(Record excerpts)
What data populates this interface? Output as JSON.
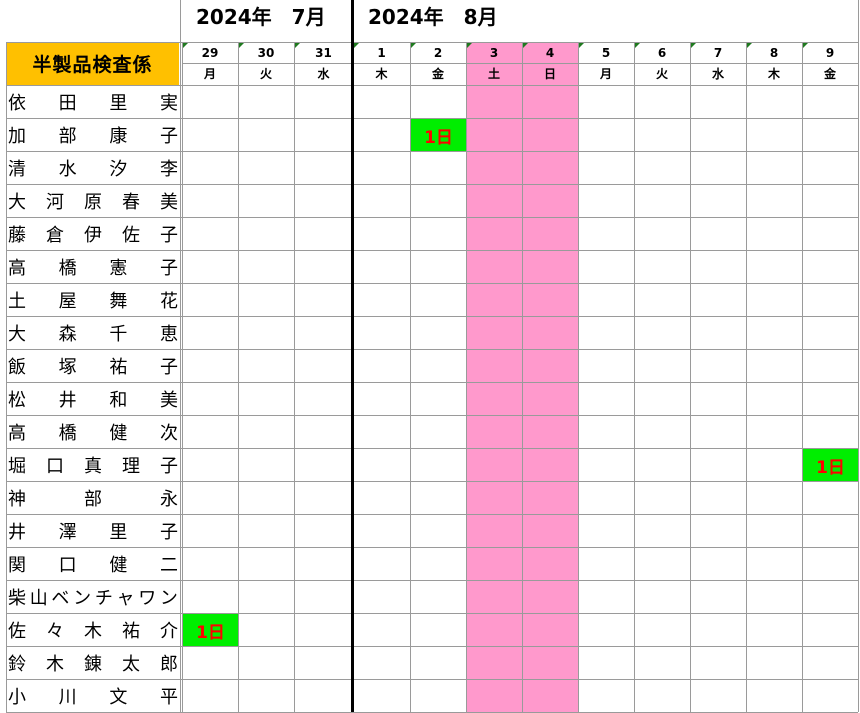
{
  "months": [
    {
      "label": "2024年　7月"
    },
    {
      "label": "2024年　8月"
    }
  ],
  "department": "半製品検査係",
  "days": [
    {
      "num": "29",
      "wd": "月",
      "weekend": false
    },
    {
      "num": "30",
      "wd": "火",
      "weekend": false
    },
    {
      "num": "31",
      "wd": "水",
      "weekend": false
    },
    {
      "num": "1",
      "wd": "木",
      "weekend": false
    },
    {
      "num": "2",
      "wd": "金",
      "weekend": false
    },
    {
      "num": "3",
      "wd": "土",
      "weekend": true
    },
    {
      "num": "4",
      "wd": "日",
      "weekend": true
    },
    {
      "num": "5",
      "wd": "月",
      "weekend": false
    },
    {
      "num": "6",
      "wd": "火",
      "weekend": false
    },
    {
      "num": "7",
      "wd": "水",
      "weekend": false
    },
    {
      "num": "8",
      "wd": "木",
      "weekend": false
    },
    {
      "num": "9",
      "wd": "金",
      "weekend": false
    }
  ],
  "staff": [
    {
      "name": "依田里実",
      "chars": [
        "依",
        "田",
        "里",
        "実"
      ],
      "leave": []
    },
    {
      "name": "加部康子",
      "chars": [
        "加",
        "部",
        "康",
        "子"
      ],
      "leave": [
        {
          "day": "2",
          "label": "1日"
        }
      ]
    },
    {
      "name": "清水汐李",
      "chars": [
        "清",
        "水",
        "汐",
        "李"
      ],
      "leave": []
    },
    {
      "name": "大河原春美",
      "chars": [
        "大",
        "河",
        "原",
        "春",
        "美"
      ],
      "leave": []
    },
    {
      "name": "藤倉伊佐子",
      "chars": [
        "藤",
        "倉",
        "伊",
        "佐",
        "子"
      ],
      "leave": []
    },
    {
      "name": "高橋憲子",
      "chars": [
        "高",
        "橋",
        "憲",
        "子"
      ],
      "leave": []
    },
    {
      "name": "土屋舞花",
      "chars": [
        "土",
        "屋",
        "舞",
        "花"
      ],
      "leave": []
    },
    {
      "name": "大森千恵",
      "chars": [
        "大",
        "森",
        "千",
        "恵"
      ],
      "leave": []
    },
    {
      "name": "飯塚祐子",
      "chars": [
        "飯",
        "塚",
        "祐",
        "子"
      ],
      "leave": []
    },
    {
      "name": "松井和美",
      "chars": [
        "松",
        "井",
        "和",
        "美"
      ],
      "leave": []
    },
    {
      "name": "高橋健次",
      "chars": [
        "高",
        "橋",
        "健",
        "次"
      ],
      "leave": []
    },
    {
      "name": "堀口真理子",
      "chars": [
        "堀",
        "口",
        "真",
        "理",
        "子"
      ],
      "leave": [
        {
          "day": "9",
          "label": "1日"
        }
      ]
    },
    {
      "name": "神部永",
      "chars": [
        "神",
        "部",
        "永"
      ],
      "leave": []
    },
    {
      "name": "井澤里子",
      "chars": [
        "井",
        "澤",
        "里",
        "子"
      ],
      "leave": []
    },
    {
      "name": "関口健二",
      "chars": [
        "関",
        "口",
        "健",
        "二"
      ],
      "leave": []
    },
    {
      "name": "柴山ベンチャワン",
      "chars": [
        "柴",
        "山",
        "ベ",
        "ン",
        "チ",
        "ャ",
        "ワ",
        "ン"
      ],
      "leave": []
    },
    {
      "name": "佐々木祐介",
      "chars": [
        "佐",
        "々",
        "木",
        "祐",
        "介"
      ],
      "leave": [
        {
          "day": "29",
          "label": "1日"
        }
      ]
    },
    {
      "name": "鈴木錬太郎",
      "chars": [
        "鈴",
        "木",
        "錬",
        "太",
        "郎"
      ],
      "leave": []
    },
    {
      "name": "小川文平",
      "chars": [
        "小",
        "川",
        "文",
        "平"
      ],
      "leave": []
    }
  ],
  "colors": {
    "department_bg": "#ffc000",
    "weekend": "#ff99cc",
    "leave_bg": "#00ee00",
    "leave_text": "#ff0000"
  }
}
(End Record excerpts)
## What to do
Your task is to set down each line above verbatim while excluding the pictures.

## Solution
What data populates this interface? Output as JSON.
{
  "months": [
    {
      "label": "2024年　7月"
    },
    {
      "label": "2024年　8月"
    }
  ],
  "department": "半製品検査係",
  "days": [
    {
      "num": "29",
      "wd": "月",
      "weekend": false
    },
    {
      "num": "30",
      "wd": "火",
      "weekend": false
    },
    {
      "num": "31",
      "wd": "水",
      "weekend": false
    },
    {
      "num": "1",
      "wd": "木",
      "weekend": false
    },
    {
      "num": "2",
      "wd": "金",
      "weekend": false
    },
    {
      "num": "3",
      "wd": "土",
      "weekend": true
    },
    {
      "num": "4",
      "wd": "日",
      "weekend": true
    },
    {
      "num": "5",
      "wd": "月",
      "weekend": false
    },
    {
      "num": "6",
      "wd": "火",
      "weekend": false
    },
    {
      "num": "7",
      "wd": "水",
      "weekend": false
    },
    {
      "num": "8",
      "wd": "木",
      "weekend": false
    },
    {
      "num": "9",
      "wd": "金",
      "weekend": false
    }
  ],
  "staff": [
    {
      "name": "依田里実",
      "chars": [
        "依",
        "田",
        "里",
        "実"
      ],
      "leave": []
    },
    {
      "name": "加部康子",
      "chars": [
        "加",
        "部",
        "康",
        "子"
      ],
      "leave": [
        {
          "day": "2",
          "label": "1日"
        }
      ]
    },
    {
      "name": "清水汐李",
      "chars": [
        "清",
        "水",
        "汐",
        "李"
      ],
      "leave": []
    },
    {
      "name": "大河原春美",
      "chars": [
        "大",
        "河",
        "原",
        "春",
        "美"
      ],
      "leave": []
    },
    {
      "name": "藤倉伊佐子",
      "chars": [
        "藤",
        "倉",
        "伊",
        "佐",
        "子"
      ],
      "leave": []
    },
    {
      "name": "高橋憲子",
      "chars": [
        "高",
        "橋",
        "憲",
        "子"
      ],
      "leave": []
    },
    {
      "name": "土屋舞花",
      "chars": [
        "土",
        "屋",
        "舞",
        "花"
      ],
      "leave": []
    },
    {
      "name": "大森千恵",
      "chars": [
        "大",
        "森",
        "千",
        "恵"
      ],
      "leave": []
    },
    {
      "name": "飯塚祐子",
      "chars": [
        "飯",
        "塚",
        "祐",
        "子"
      ],
      "leave": []
    },
    {
      "name": "松井和美",
      "chars": [
        "松",
        "井",
        "和",
        "美"
      ],
      "leave": []
    },
    {
      "name": "高橋健次",
      "chars": [
        "高",
        "橋",
        "健",
        "次"
      ],
      "leave": []
    },
    {
      "name": "堀口真理子",
      "chars": [
        "堀",
        "口",
        "真",
        "理",
        "子"
      ],
      "leave": [
        {
          "day": "9",
          "label": "1日"
        }
      ]
    },
    {
      "name": "神部永",
      "chars": [
        "神",
        "部",
        "永"
      ],
      "leave": []
    },
    {
      "name": "井澤里子",
      "chars": [
        "井",
        "澤",
        "里",
        "子"
      ],
      "leave": []
    },
    {
      "name": "関口健二",
      "chars": [
        "関",
        "口",
        "健",
        "二"
      ],
      "leave": []
    },
    {
      "name": "柴山ベンチャワン",
      "chars": [
        "柴",
        "山",
        "ベ",
        "ン",
        "チ",
        "ャ",
        "ワ",
        "ン"
      ],
      "leave": []
    },
    {
      "name": "佐々木祐介",
      "chars": [
        "佐",
        "々",
        "木",
        "祐",
        "介"
      ],
      "leave": [
        {
          "day": "29",
          "label": "1日"
        }
      ]
    },
    {
      "name": "鈴木錬太郎",
      "chars": [
        "鈴",
        "木",
        "錬",
        "太",
        "郎"
      ],
      "leave": []
    },
    {
      "name": "小川文平",
      "chars": [
        "小",
        "川",
        "文",
        "平"
      ],
      "leave": []
    }
  ],
  "colors": {
    "department_bg": "#ffc000",
    "weekend": "#ff99cc",
    "leave_bg": "#00ee00",
    "leave_text": "#ff0000"
  }
}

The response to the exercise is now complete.